Entries supplied ::
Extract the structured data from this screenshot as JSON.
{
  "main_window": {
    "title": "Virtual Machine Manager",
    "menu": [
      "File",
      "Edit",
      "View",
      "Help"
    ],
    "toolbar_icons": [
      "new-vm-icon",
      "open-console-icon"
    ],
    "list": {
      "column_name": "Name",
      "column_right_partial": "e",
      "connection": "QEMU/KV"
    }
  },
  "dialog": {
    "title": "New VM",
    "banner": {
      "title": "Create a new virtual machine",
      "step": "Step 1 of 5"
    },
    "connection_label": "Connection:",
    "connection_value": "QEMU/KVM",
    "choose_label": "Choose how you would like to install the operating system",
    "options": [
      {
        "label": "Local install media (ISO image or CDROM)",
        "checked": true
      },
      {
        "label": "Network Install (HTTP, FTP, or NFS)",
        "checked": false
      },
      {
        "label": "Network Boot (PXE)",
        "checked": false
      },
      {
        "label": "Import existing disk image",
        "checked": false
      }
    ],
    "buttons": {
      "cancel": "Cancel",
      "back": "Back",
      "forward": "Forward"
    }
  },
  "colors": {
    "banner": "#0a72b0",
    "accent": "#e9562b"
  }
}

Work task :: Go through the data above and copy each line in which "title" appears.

Response to this exercise ::
    "title": "Virtual Machine Manager",
    "title": "New VM",
      "title": "Create a new virtual machine",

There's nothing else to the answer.